Did the echo quickly fade or do you recall as well | We used to meet on Baggot Street beside the old hotel
A Michelin starred restaurant named after the French word for ‘The Writer’ is an appropriate choice to hook up with a widely published philosopher. Excuse us! This isn’t a mere tête-à-tête à Terre à Terre. More like the geniuses of the place as a widely acclaimed architect joins us for lunch. Trois grand fromages. l’Écrivain has been on the go for 26 years which in hospitality terms isn’t so much a lifetime as multigenerational (pop ups are so last decade). We enter through an arch, darkly, past a mews bush, and into an oasis of light tranquillity off Baggot Street Lower.
The 16A would pull away and leave that diesel smell | And you’d be standing there by that Baggot Street hotel
This street is a glorious survival of 18th century Dublin. It has a special architectural coherence. It is not a planned façade, yet is an architectural entity. It is not merely one damned house after another. Rhythm, proportion, balance, joy. These erections aren’t dripping in pearl necklace string courses; they’re grounded by crown jewel doorcases. Shorn of extravagance, the calm brick elevations contrast with the vitality exploding around each panelled entrance door. The grid is only broken by these regular interruptions of semi rotundity on the piano nobile above the areas. Georgian architecture. Has it been surpassed? No. Does it stand the developer’s value engineering test? Yes. Are we being didactic? Never.
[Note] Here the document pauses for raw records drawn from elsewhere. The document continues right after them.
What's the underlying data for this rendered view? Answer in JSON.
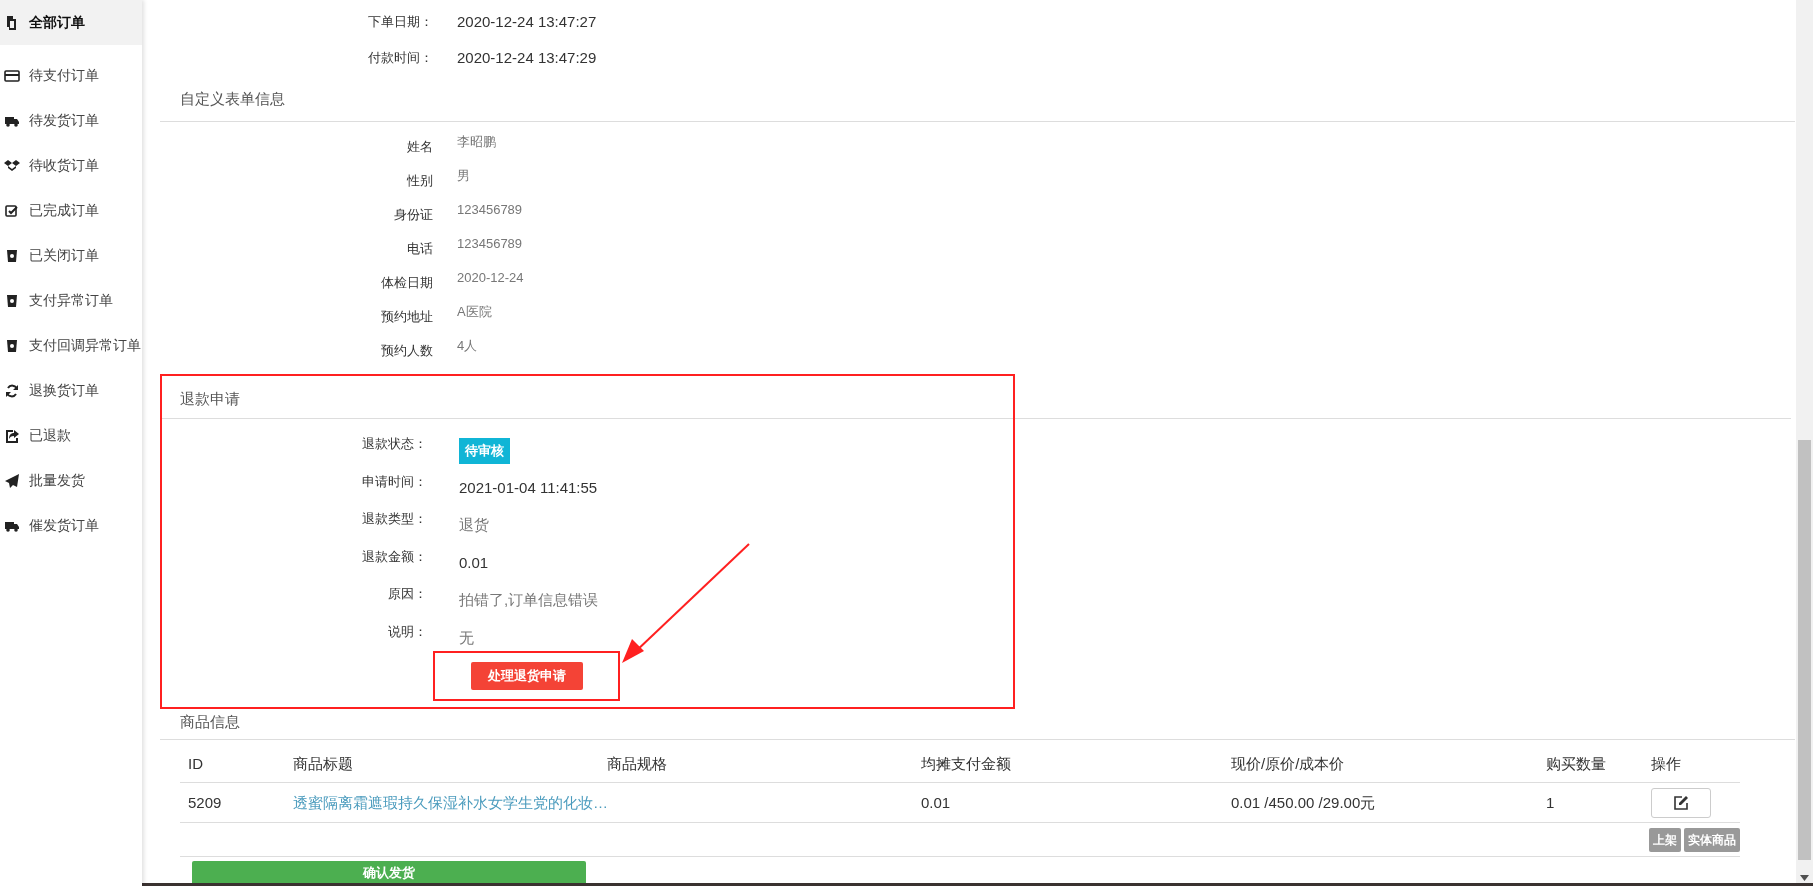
{
  "sidebar": {
    "items": [
      {
        "label": "全部订单",
        "selected": true
      },
      {
        "label": "待支付订单",
        "selected": false
      },
      {
        "label": "待发货订单",
        "selected": false
      },
      {
        "label": "待收货订单",
        "selected": false
      },
      {
        "label": "已完成订单",
        "selected": false
      },
      {
        "label": "已关闭订单",
        "selected": false
      },
      {
        "label": "支付异常订单",
        "selected": false
      },
      {
        "label": "支付回调异常订单",
        "selected": false
      },
      {
        "label": "退换货订单",
        "selected": false
      },
      {
        "label": "已退款",
        "selected": false
      },
      {
        "label": "批量发货",
        "selected": false
      },
      {
        "label": "催发货订单",
        "selected": false
      }
    ]
  },
  "order_info": [
    {
      "label": "下单日期：",
      "value": "2020-12-24 13:47:27"
    },
    {
      "label": "付款时间：",
      "value": "2020-12-24 13:47:29"
    }
  ],
  "custom_form": {
    "title": "自定义表单信息",
    "fields": [
      {
        "label": "姓名",
        "value": "李昭鹏"
      },
      {
        "label": "性别",
        "value": "男"
      },
      {
        "label": "身份证",
        "value": "123456789"
      },
      {
        "label": "电话",
        "value": "123456789"
      },
      {
        "label": "体检日期",
        "value": "2020-12-24"
      },
      {
        "label": "预约地址",
        "value": "A医院"
      },
      {
        "label": "预约人数",
        "value": "4人"
      }
    ]
  },
  "refund": {
    "title": "退款申请",
    "fields": [
      {
        "label": "退款状态：",
        "value": "待审核",
        "kind": "badge"
      },
      {
        "label": "申请时间：",
        "value": "2021-01-04 11:41:55",
        "kind": "text"
      },
      {
        "label": "退款类型：",
        "value": "退货",
        "kind": "muted"
      },
      {
        "label": "退款金额：",
        "value": "0.01",
        "kind": "text"
      },
      {
        "label": "原因：",
        "value": "拍错了,订单信息错误",
        "kind": "muted"
      },
      {
        "label": "说明：",
        "value": "无",
        "kind": "muted"
      }
    ],
    "button": "处理退货申请"
  },
  "goods": {
    "title": "商品信息",
    "columns": [
      "ID",
      "商品标题",
      "商品规格",
      "均摊支付金额",
      "现价/原价/成本价",
      "购买数量",
      "操作"
    ],
    "rows": [
      {
        "id": "5209",
        "title": "透蜜隔离霜遮瑕持久保湿补水女学生党的化妆…",
        "price": "0.01",
        "prices": "0.01 /450.00 /29.00元",
        "quantity": "1",
        "tags": [
          "上架",
          "实体商品"
        ]
      }
    ]
  },
  "confirm_button": "确认发货"
}
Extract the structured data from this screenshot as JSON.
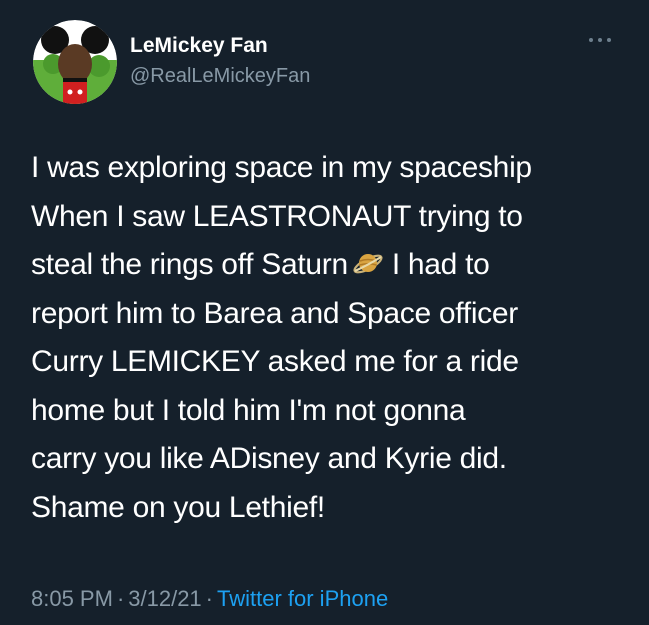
{
  "author": {
    "display_name": "LeMickey Fan",
    "handle": "@RealLeMickeyFan",
    "avatar_icon": "mickey-ears-avatar"
  },
  "menu": {
    "more_icon": "more-options-icon"
  },
  "tweet": {
    "lines": [
      "I was exploring space in my spaceship",
      "When I saw LEASTRONAUT trying to",
      "steal the rings off Saturn",
      "I had to",
      "report him to Barea and Space officer",
      "Curry LEMICKEY asked me for a ride",
      "home but I told him I'm not gonna",
      "carry you like ADisney and Kyrie did.",
      "Shame on you Lethief!"
    ],
    "emoji_icon": "ringed-planet-icon"
  },
  "meta": {
    "time": "8:05 PM",
    "separator": "·",
    "date": "3/12/21",
    "source": "Twitter for iPhone"
  },
  "colors": {
    "background": "#15202b",
    "text": "#ffffff",
    "secondary": "#8899a6",
    "link": "#1da1f2"
  }
}
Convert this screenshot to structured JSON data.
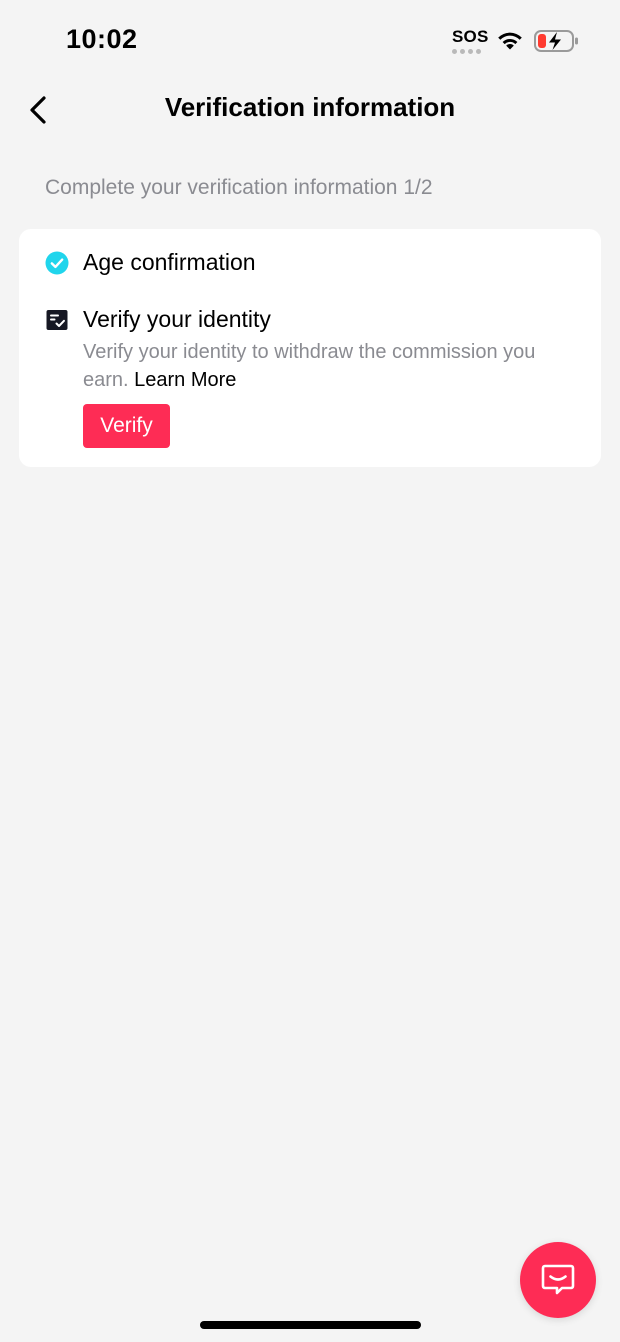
{
  "status_bar": {
    "time": "10:02",
    "sos": "SOS",
    "icons": [
      "wifi-icon",
      "battery-charging-icon"
    ]
  },
  "header": {
    "back_icon": "chevron-left-icon",
    "title": "Verification information"
  },
  "subtitle": "Complete your verification information 1/2",
  "steps": [
    {
      "title": "Age confirmation",
      "icon": "check-circle-icon",
      "status": "complete",
      "icon_color": "#20d5ec"
    },
    {
      "title": "Verify your identity",
      "icon": "id-document-icon",
      "status": "pending",
      "description": "Verify your identity to withdraw the commission you earn.",
      "link_label": "Learn More",
      "button_label": "Verify"
    }
  ],
  "chat_button": {
    "icon": "chat-icon"
  },
  "colors": {
    "accent": "#fe2c55",
    "check": "#20d5ec",
    "background": "#f4f4f4",
    "card": "#ffffff",
    "muted_text": "#8a8b91"
  }
}
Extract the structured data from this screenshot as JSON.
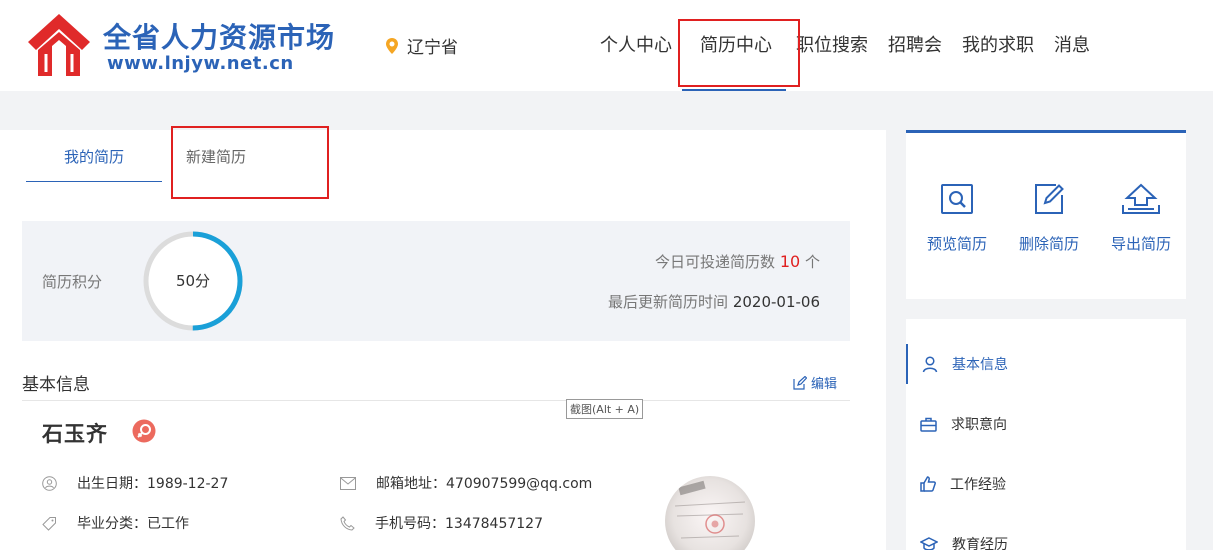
{
  "header": {
    "site_name": "全省人力资源市场",
    "site_url": "www.lnjyw.net.cn",
    "location": "辽宁省",
    "nav": [
      {
        "label": "个人中心"
      },
      {
        "label": "简历中心"
      },
      {
        "label": "职位搜索"
      },
      {
        "label": "招聘会"
      },
      {
        "label": "我的求职"
      },
      {
        "label": "消息"
      }
    ],
    "active_nav": "简历中心"
  },
  "tabs": {
    "my_resume": "我的简历",
    "new_resume": "新建简历"
  },
  "score": {
    "label": "简历积分",
    "value_text": "50分",
    "progress_fraction": 0.5,
    "deliver_prefix": "今日可投递简历数",
    "deliver_count": "10",
    "deliver_unit": "个",
    "updated_label": "最后更新简历时间",
    "updated_value": "2020-01-06"
  },
  "basic": {
    "title": "基本信息",
    "edit": "编辑",
    "tooltip": "截图(Alt + A)",
    "name": "石玉齐",
    "birth": "出生日期：1989-12-27",
    "grad": "毕业分类：已工作",
    "email": "邮箱地址：470907599@qq.com",
    "phone": "手机号码：13478457127"
  },
  "actions": {
    "preview": "预览简历",
    "delete": "删除简历",
    "export": "导出简历"
  },
  "side_nav": {
    "basic": "基本信息",
    "intent": "求职意向",
    "work": "工作经验",
    "edu": "教育经历"
  },
  "colors": {
    "brand": "#2b63b7",
    "highlight": "#e02020",
    "ring": "#1aa0d8",
    "gender": "#ec6a5e"
  }
}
And then that day we made our way down by the Liffeyside | In a bar we had a jar and watched the rain outside
Like London’s Chez Bruce, chef Derry Clarke is still the patron managing a team of chefs rather than a chain figurehead. That hasn’t stopped him penning two bestselling cookbooks and becoming a judge on Irish reality TV series Fáilte Towers (no, seriously). His wife Sallyanne manages front of house. After a sparkling (wine, conversation and sequins) reception in the ground floor bar we ascend to the first floor dining room. It’s a barn-like space for uncluttered minds to while away languid afternoons on banquettes and soft chairs. A Knuttel painting fills the gable end. Geometric glass panels – Mackintosh, Mondrian, Modigliani, Moholy-Nagy mash – diffuse the lavender glow of an early Celtic twilight.
We finished up our pints and we paid the barman’s bill | Walked back up the Liffey in the silence and the chill
Two pan seared scallops with smoked celeriac and pickled samphire (€11.50). Hake with glazed parsnips, velouté of cep mushrooms and salted grapes (€22.50). St Tola goat’s cheese mousse with rye crostini, figs, candied macadamia nuts, aged red wine vinegar and honey dressing (€8.75). Dark chocolate violet and blueberry macaroons (prodigal). Form and content at one: looks good, tastes good. Franco Irish feel good factor on a plate. l’Écrivain – it’s somewhere to write home about.
But still at times when I lie down I’ll dream and start to dance | With the long-gone ghost of Baggot Street | And an echo of romance